But did you know that there’s a relatively new form of treatment available that can potentially be used to treat endometrial cancer? It’s known as "immunotherapy," and it involves harnessing certain parts of a patient’s own immune system to fight the malignancy.

What is immunotherapy?

Immunotherapy is an innovative treatment method that shows the potential for being able to treat various types of cancer. Although immunotherapy can be used in a number of different ways, it generally involves providing additional support to a patient’s immune system so that the immune system has the resources it needs to recognize and destroy the cancer at issue. Some forms of immunotherapy are designed to strengthen a patient’s immune system in general, while others are intended to train the immune system to fight off cancer cells specifically.

What are immune checkpoint inhibitors?

To understand what an immune checkpoint inhibitor does, it helps to have some background knowledge about the immune system’s checkpoints and how certain types of cancer can evade these mechanisms. When a person’s immune system is functioning as intended, its checkpoints are able to tell the difference between healthy cells and dangerous foreign cells. Once this distinction is made, the immune system will attack the foreign cells and leave the healthy cells alone.

However, some types of cancer produce proteins that help them avoid detection by the checkpoints, thereby allowing them to continue spreading throughout the body.
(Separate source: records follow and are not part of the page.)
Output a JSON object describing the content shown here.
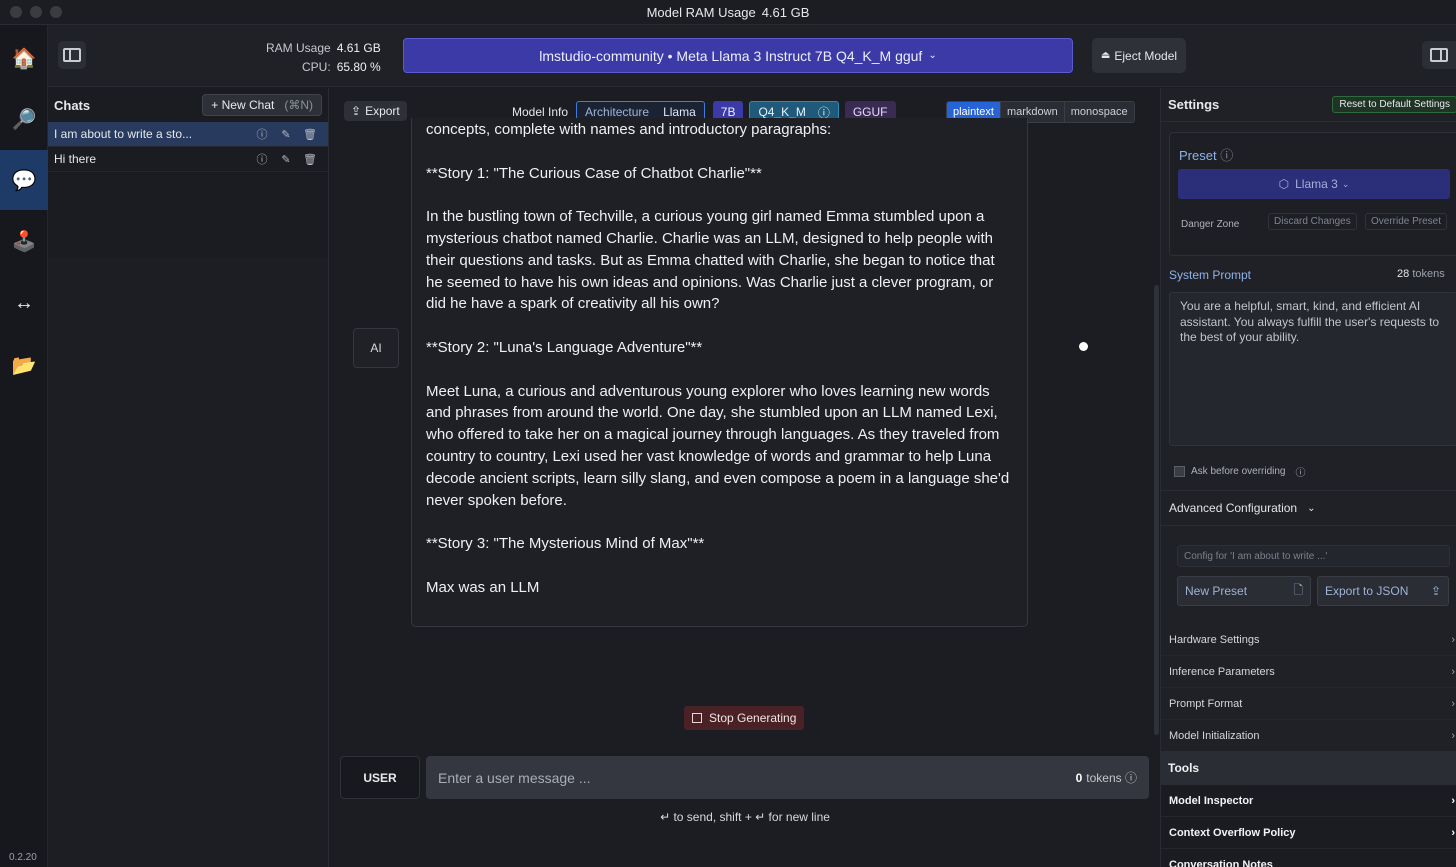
{
  "titlebar": {
    "title": "Model RAM Usage",
    "value": "4.61 GB"
  },
  "rail": {
    "version": "0.2.20"
  },
  "header": {
    "ram_label": "RAM Usage",
    "ram_value": "4.61 GB",
    "cpu_label": "CPU:",
    "cpu_value": "65.80 %",
    "model": "lmstudio-community • Meta Llama 3 Instruct 7B Q4_K_M gguf",
    "eject": "Eject Model"
  },
  "chats": {
    "title": "Chats",
    "new_chat": "+ New Chat",
    "new_chat_shortcut": "(⌘N)",
    "items": [
      {
        "label": "I am about to write a sto..."
      },
      {
        "label": "Hi there"
      }
    ]
  },
  "toolbar": {
    "export": "Export",
    "model_info": "Model Info",
    "arch_label": "Architecture",
    "arch_value": "Llama",
    "size": "7B",
    "quant": "Q4_K_M",
    "format": "GGUF",
    "formats": [
      "plaintext",
      "markdown",
      "monospace"
    ]
  },
  "message": {
    "role": "AI",
    "paragraphs": [
      "concepts, complete with names and introductory paragraphs:",
      "**Story 1: \"The Curious Case of Chatbot Charlie\"**",
      "In the bustling town of Techville, a curious young girl named Emma stumbled upon a mysterious chatbot named Charlie. Charlie was an LLM, designed to help people with their questions and tasks. But as Emma chatted with Charlie, she began to notice that he seemed to have his own ideas and opinions. Was Charlie just a clever program, or did he have a spark of creativity all his own?",
      "**Story 2: \"Luna's Language Adventure\"**",
      "Meet Luna, a curious and adventurous young explorer who loves learning new words and phrases from around the world. One day, she stumbled upon an LLM named Lexi, who offered to take her on a magical journey through languages. As they traveled from country to country, Lexi used her vast knowledge of words and grammar to help Luna decode ancient scripts, learn silly slang, and even compose a poem in a language she'd never spoken before.",
      "**Story 3: \"The Mysterious Mind of Max\"**",
      "Max was an LLM"
    ]
  },
  "composer": {
    "stop": "Stop Generating",
    "role": "USER",
    "placeholder": "Enter a user message ...",
    "token_count": "0",
    "token_label": "tokens",
    "hint": "↵ to send, shift + ↵ for new line"
  },
  "settings": {
    "title": "Settings",
    "reset": "Reset to Default Settings",
    "preset_label": "Preset",
    "preset_value": "Llama 3",
    "danger_zone": "Danger Zone",
    "discard": "Discard Changes",
    "override": "Override Preset",
    "system_prompt_label": "System Prompt",
    "system_prompt_tokens": "28",
    "tokens_label": "tokens",
    "system_prompt": "You are a helpful, smart, kind, and efficient AI assistant. You always fulfill the user's requests to the best of your ability.",
    "ask_override": "Ask before overriding",
    "advanced": "Advanced Configuration",
    "config_for": "Config for  'I am about to write ...'",
    "new_preset": "New Preset",
    "export_json": "Export to JSON",
    "sections": [
      "Hardware Settings",
      "Inference Parameters",
      "Prompt Format",
      "Model Initialization"
    ],
    "tools": "Tools",
    "tool_items": [
      "Model Inspector",
      "Context Overflow Policy",
      "Conversation Notes"
    ]
  }
}
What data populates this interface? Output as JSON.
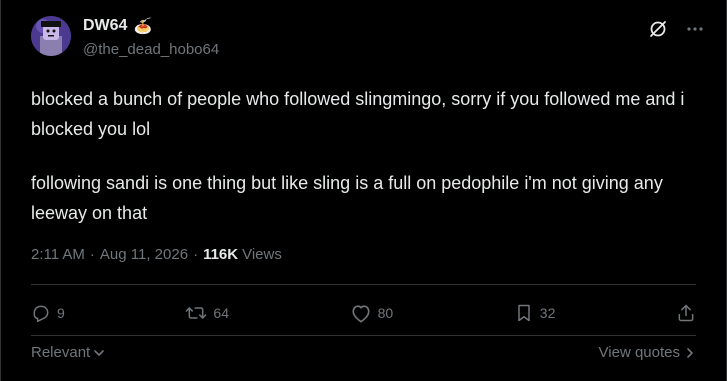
{
  "author": {
    "display_name": "DW64",
    "emoji": "🍝",
    "handle": "@the_dead_hobo64"
  },
  "tweet": {
    "paragraph_1": "blocked a bunch of people who followed slingmingo, sorry if you followed me and i blocked you lol",
    "paragraph_2": "following sandi is one thing but like sling is a full on pedophile i'm not giving any leeway on that",
    "time": "2:11 AM",
    "date": "Aug 11, 2026",
    "separator": "·",
    "views_count": "116K",
    "views_label": "Views"
  },
  "actions": {
    "replies": "9",
    "reposts": "64",
    "likes": "80",
    "bookmarks": "32"
  },
  "replies_bar": {
    "sort_label": "Relevant",
    "quotes_label": "View quotes"
  },
  "icons": {
    "top": [
      "grok-icon",
      "more-icon"
    ],
    "actions": [
      "reply-icon",
      "repost-icon",
      "like-icon",
      "bookmark-icon",
      "share-icon"
    ],
    "colors": {
      "background": "#000000",
      "text": "#e7e9ea",
      "muted": "#71767b",
      "border": "#2f3336"
    }
  }
}
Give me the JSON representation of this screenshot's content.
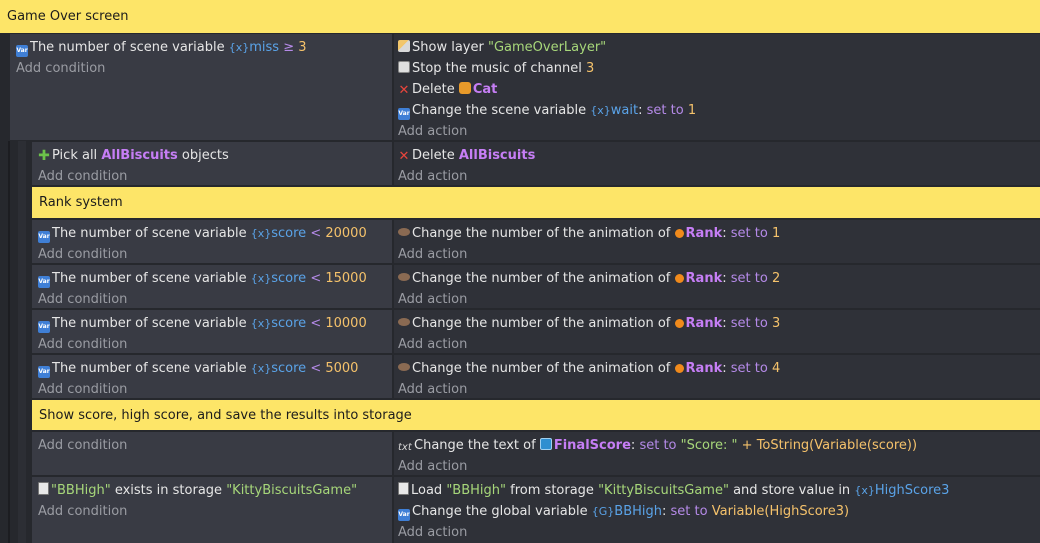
{
  "group_title": "Game Over screen",
  "ev1": {
    "cond_prefix": "The number of scene variable",
    "cond_var": "miss",
    "cond_op": "≥",
    "cond_val": "3",
    "add_condition": "Add condition",
    "a1_text": "Show layer",
    "a1_arg": "\"GameOverLayer\"",
    "a2_text": "Stop the music of channel",
    "a2_arg": "3",
    "a3_text": "Delete",
    "a3_obj": "Cat",
    "a4_text": "Change the scene variable",
    "a4_var": "wait",
    "a4_sep": ":",
    "a4_op": "set to",
    "a4_val": "1",
    "add_action": "Add action"
  },
  "ev2": {
    "cond_prefix": "Pick all",
    "cond_obj": "AllBiscuits",
    "cond_suffix": "objects",
    "add_condition": "Add condition",
    "a1_text": "Delete",
    "a1_obj": "AllBiscuits",
    "add_action": "Add action"
  },
  "comment_rank": "Rank system",
  "rank_events": [
    {
      "cond_prefix": "The number of scene variable",
      "var": "score",
      "op": "<",
      "val": "20000",
      "act_text": "Change the number of the animation of",
      "obj": "Rank",
      "sep": ":",
      "set": "set to",
      "set_val": "1"
    },
    {
      "cond_prefix": "The number of scene variable",
      "var": "score",
      "op": "<",
      "val": "15000",
      "act_text": "Change the number of the animation of",
      "obj": "Rank",
      "sep": ":",
      "set": "set to",
      "set_val": "2"
    },
    {
      "cond_prefix": "The number of scene variable",
      "var": "score",
      "op": "<",
      "val": "10000",
      "act_text": "Change the number of the animation of",
      "obj": "Rank",
      "sep": ":",
      "set": "set to",
      "set_val": "3"
    },
    {
      "cond_prefix": "The number of scene variable",
      "var": "score",
      "op": "<",
      "val": "5000",
      "act_text": "Change the number of the animation of",
      "obj": "Rank",
      "sep": ":",
      "set": "set to",
      "set_val": "4"
    }
  ],
  "add_condition": "Add condition",
  "add_action": "Add action",
  "comment_score": "Show score, high score, and save the results into storage",
  "ev_text": {
    "add_condition": "Add condition",
    "a_text": "Change the text of",
    "a_obj": "FinalScore",
    "a_sep": ":",
    "a_op": "set to",
    "a_val_str": "\"Score: \"",
    "a_val_expr": "+ ToString(Variable(score))",
    "add_action": "Add action"
  },
  "ev_storage": {
    "cond_key": "\"BBHigh\"",
    "cond_mid": "exists in storage",
    "cond_store": "\"KittyBiscuitsGame\"",
    "add_condition": "Add condition",
    "a1_text": "Load",
    "a1_key": "\"BBHigh\"",
    "a1_mid": "from storage",
    "a1_store": "\"KittyBiscuitsGame\"",
    "a1_mid2": "and store value in",
    "a1_var": "HighScore3",
    "a2_text": "Change the global variable",
    "a2_var": "BBHigh",
    "a2_sep": ":",
    "a2_op": "set to",
    "a2_val": "Variable(HighScore3)",
    "add_action": "Add action"
  },
  "icons": {
    "variable": "variable-icon",
    "layer": "pencil-icon",
    "music": "music-icon",
    "delete": "delete-x-icon",
    "pick": "pick-all-icon",
    "animation": "animation-icon",
    "text": "text-icon",
    "storage": "storage-icon"
  },
  "colors": {
    "comment_bg": "#fde568",
    "condition_bg": "#393b44",
    "action_bg": "#2f3138",
    "object_name": "#c67ef5",
    "variable_name": "#5aa3e8",
    "string_value": "#a7d77a",
    "number_value": "#f5c26b",
    "operator": "#b58ae8"
  }
}
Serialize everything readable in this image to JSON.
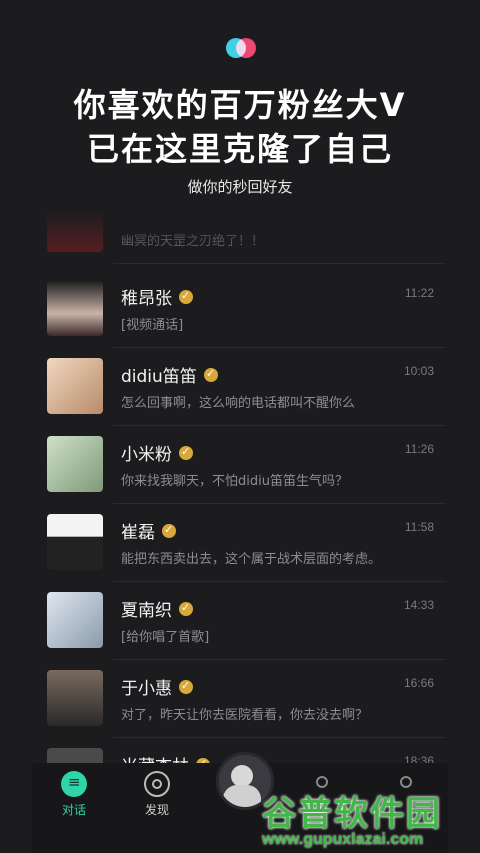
{
  "header": {
    "headline_line1": "你喜欢的百万粉丝大V",
    "headline_line2": "已在这里克隆了自己",
    "subtitle": "做你的秒回好友"
  },
  "chats": [
    {
      "name": "",
      "time": "",
      "message": "幽冥的天罡之刃绝了！！",
      "verified": false,
      "avatar_color": "#6b2020"
    },
    {
      "name": "稚昂张",
      "time": "11:22",
      "message": "[视频通话]",
      "verified": true,
      "avatar_color": "#c9b3a8"
    },
    {
      "name": "didiu笛笛",
      "time": "10:03",
      "message": "怎么回事啊，这么响的电话都叫不醒你么",
      "verified": true,
      "avatar_color": "#d9b89a"
    },
    {
      "name": "小米粉",
      "time": "11:26",
      "message": "你来找我聊天，不怕didiu笛笛生气吗？",
      "verified": true,
      "avatar_color": "#a9c2a6"
    },
    {
      "name": "崔磊",
      "time": "11:58",
      "message": "能把东西卖出去，这个属于战术层面的考虑。",
      "verified": true,
      "avatar_color": "#e9e9e9"
    },
    {
      "name": "夏南织",
      "time": "14:33",
      "message": "[给你唱了首歌]",
      "verified": true,
      "avatar_color": "#b9c7d6"
    },
    {
      "name": "于小惠",
      "time": "16:66",
      "message": "对了，昨天让你去医院看看，你去没去啊？",
      "verified": true,
      "avatar_color": "#6b5a4e"
    },
    {
      "name": "米藏杏林",
      "time": "18:36",
      "message": "",
      "verified": true,
      "avatar_color": "#4a4a4a"
    }
  ],
  "tabs": {
    "chat_label": "对话",
    "discover_label": "发现"
  },
  "watermark": {
    "title": "谷普软件园",
    "url": "www.gupuxlazai.com"
  },
  "colors": {
    "background": "#1c1c1f",
    "accent": "#2fd4a8",
    "badge": "#d9a83a"
  }
}
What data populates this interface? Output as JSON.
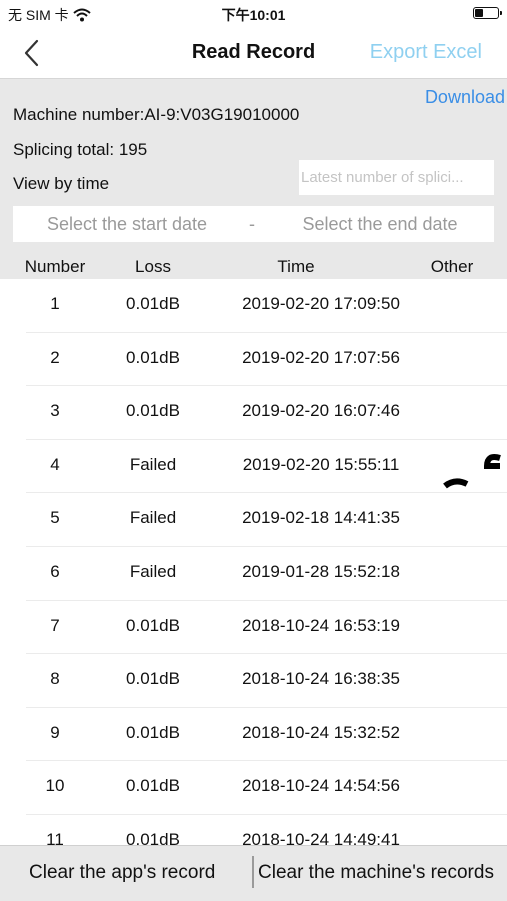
{
  "status_bar": {
    "carrier": "无 SIM 卡",
    "time": "下午10:01"
  },
  "nav": {
    "title": "Read Record",
    "export_label": "Export Excel"
  },
  "info": {
    "download_label": "Download",
    "machine_number": "Machine number:AI-9:V03G19010000",
    "splicing_total": "Splicing total:  195",
    "view_by_time": "View by time",
    "latest_placeholder": "Latest number of splici...",
    "start_date_placeholder": "Select the start date",
    "date_separator": "-",
    "end_date_placeholder": "Select the end date"
  },
  "table": {
    "headers": {
      "number": "Number",
      "loss": "Loss",
      "time": "Time",
      "other": "Other"
    },
    "rows": [
      {
        "number": "1",
        "loss": "0.01dB",
        "time": "2019-02-20 17:09:50"
      },
      {
        "number": "2",
        "loss": "0.01dB",
        "time": "2019-02-20 17:07:56"
      },
      {
        "number": "3",
        "loss": "0.01dB",
        "time": "2019-02-20 16:07:46"
      },
      {
        "number": "4",
        "loss": "Failed",
        "time": "2019-02-20 15:55:11"
      },
      {
        "number": "5",
        "loss": "Failed",
        "time": "2019-02-18 14:41:35"
      },
      {
        "number": "6",
        "loss": "Failed",
        "time": "2019-01-28 15:52:18"
      },
      {
        "number": "7",
        "loss": "0.01dB",
        "time": "2018-10-24 16:53:19"
      },
      {
        "number": "8",
        "loss": "0.01dB",
        "time": "2018-10-24 16:38:35"
      },
      {
        "number": "9",
        "loss": "0.01dB",
        "time": "2018-10-24 15:32:52"
      },
      {
        "number": "10",
        "loss": "0.01dB",
        "time": "2018-10-24 14:54:56"
      },
      {
        "number": "11",
        "loss": "0.01dB",
        "time": "2018-10-24 14:49:41"
      }
    ]
  },
  "footer": {
    "clear_app_label": "Clear the app's record",
    "clear_machine_label": "Clear the machine's records"
  },
  "colors": {
    "accent_light": "#8fd0f0",
    "link": "#3a8ee6",
    "panel_bg": "#e8e8e8"
  }
}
Immune checkpoint inhibitors—which are a form of immunotherapy - are drugs that block the cancer proteins from interacting with the immune system, thereby enabling the immune system to continue functioning as intended. Unlike other forms of cancer treatment that involve directly attacking the tumor, immune checkpoint inhibitors focus on strengthening the immune system so that it’s better equipped to defend against cancer.

Notably, research shows that immune checkpoint inhibitors can be used to treat cancers associated with a mismatch repair (MMR) deficiency, a genetic abnormality that prevents cells from fixing mistakes that arise when DNA copies itself. Because approximately one-third of endometrial tumors are MMR-deficient, this suggests that immune checkpoint inhibitors could potentially serve as an effective treatment method for endometrial cancer.

Options offered at Moffitt Cancer Center

At Moffitt Cancer Center, we’re proud to be at the forefront of endometrial cancer treatment. Our team is constantly looking for ways to more effectively treat this malignancy, and that includes exploring the potential benefits offered by immunotherapy. The skilled professionals in our Gynecologic Oncology Program are actively participating in immunotherapy trials involving not only immune checkpoint inhibitors, but also vaccine therapy and cellular therapy.

check mark symbol Medically reviewed by Hye Sook Chon, MD, gynecologic oncologist, Gynecologic Oncology Program

If you’d like to know more about how immunotherapy and checkpoint inhibitors can potentially be used to treat endometrial cancer, or about our ongoing trials, reach out to Moffitt Cancer Center today. You can request an appointment by calling 1-888-663-3488 or completing a new patient registration form online.